Canadians have historically had a hard time squaring the consumer price index with the sense that prices everywhere are inexorably on the rise. But in a sense, that’s why the index is so important.
Of all the economic indicators out there, the CPI is probably the single most pervasive of them all. It not only tracks how much we are paying for goods and services, it influences everything from pensions to tax brackets, from interest rates to wages.
'We are fighting against a moving target. We always have to be adapting.' - Richard Evans, Statistics Canada's CPI program
On a seasonally adjusted, month-to-month basis, prices actually fell 0.2 per cent. That said, core inflation which excludes the most volatile components, most notably gasoline, rose 2.2 per cent.
Those numbers may seem counter-intuitive to many consumers.
The CPI has been compiled in some form or another since 1914. Today, the process of gathering prices and comparing them to historical trends is enormously complex.
"The thing just won't stand still, keeps moving, purchasing patterns change, the products people buy change," says Richard Evans, director of the CPI program at Statistics Canada. "The characteristics of the products change. We are fighting against a moving target. We always have to be adapting."
Top-secret price collection
To fight that moving target, Statistics Canada has a team of 100 "interviewers" across the country, people like Vida Adams, whose full-time job is tracking prices.
We asked if we could tag along with Adams as she checked the prices, but the federal agency refused.
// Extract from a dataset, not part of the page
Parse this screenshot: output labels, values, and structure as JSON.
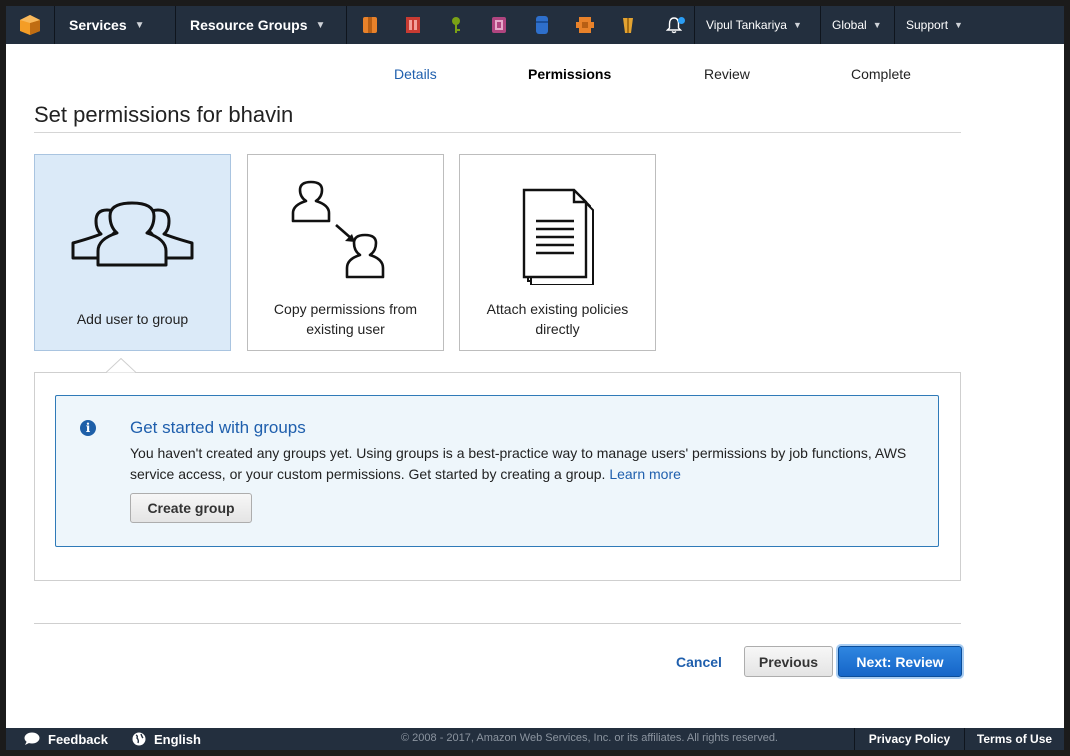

The data collection, the agency said, is top secret; if the public knew where she was gathering her prices, well, they could anticipate what the CPI would be. So, we met her halfway, and brought Adams a bunch of household goods and asked her to show us how it's done.
We all feel like prices are rising faster than Statistics Canada says they are. It's Adams's job to look past emotion and figure out what actual prices of individual items are doing day to day and month to month.
She finds the same brand of the same product, in the same store, at the same time, every month. Checking to see: Is product offered a little smaller, a little bigger? Is it any more or less expensive?"On average, we do about 220 items every month, literally going up and down each aisle," says Adams, a sprightly woman based in Toronto.
And it really is a moving target — paper towels may be cheaper, but the package is slightly smaller. That gets marked down.
"Our interviewers have to think about that all the time. Because it was chips, then it was cookies and now it's almost everything has changed sizes," Adams says. "The latest, one of our interviewers pointed out, is teabags. It's still 72 bags, but the number of grams have changed. We have to be very careful to record that."
It's not just groceries, Adams checks the prices on clothing, auto parts and even funerals.
It never stops
Day after day, month after month, she tracks the restless movement in prices, sizes and packaging. After years at this, Adams admits, she has become a pretty wily consumer herself.
"People always ask questions about where they can find something. I usually say, 'I'm with Statistics Canada, I don't work here ... but Aisle 2,'" she says with a smile.
'Some of the bigger items that have a big weight because you're spending a lot of money on them, even if it's not that often, if they're declining in price, that can offset a smaller but consistent increase in gasoline that you're buying on a regular basis.' - Benjamin Reitzes, BMO senior economist
All told, Adams and 99 others compile about 85,000 prices each month. The data are shipped back to a central server in Ottawa. The numbers are crunched by a computer, then poured over by statisticians.
The prices aren't the only things in constant motion. The Statistics Canada team is constantly changing its weighting system (what has more statistical importance: a shoe or a car?) and the basket of goods the interviewers are tracking. This month, the agency updated the basket for the first time in two years.
Crunching the numbers
All that information is crunched and at the end of the process, the CPI is released — as it was Thursday — indicating whether inflation is rising or falling.
It is an enormous, ongoing, statistical undertaking that has been going on, in some capacity, for 100 years. And yet, Evans notes, just about everyone says Statistics Canada is getting it wrong.
"I hear it from my dad. He says, 'Inflation couldn't possibly be running at two per cent.... you're doing something wrong over there."
BMO senior economist Benjamin Reitzes says: "It's a persistent problem. I get the same question,"
He explains that the price of many of the smaller things we buy on a day-to-day basis are in fact rising. But he says that's why Statistics Canada's weighting system is so important. The system is built to factor in all prices, including bigger items that may cost a bit less every year, Reitzes says.
"You don't really buy furniture very often, you don't buy computers very often, you don't buy cars very often. So, some of the bigger items that have a big weight because you're spending a lot of money on them, even if it's not that often, if they're declining in price, that can offset a smaller but consistent increase in gasoline that you're buying on a regular basis."
We are now in an era of low inflation. The Bank of Canada has warned we may even be headed into a short period of deflation or declining prices. So, in the months ahead, the CPI will be watched more closely than ever.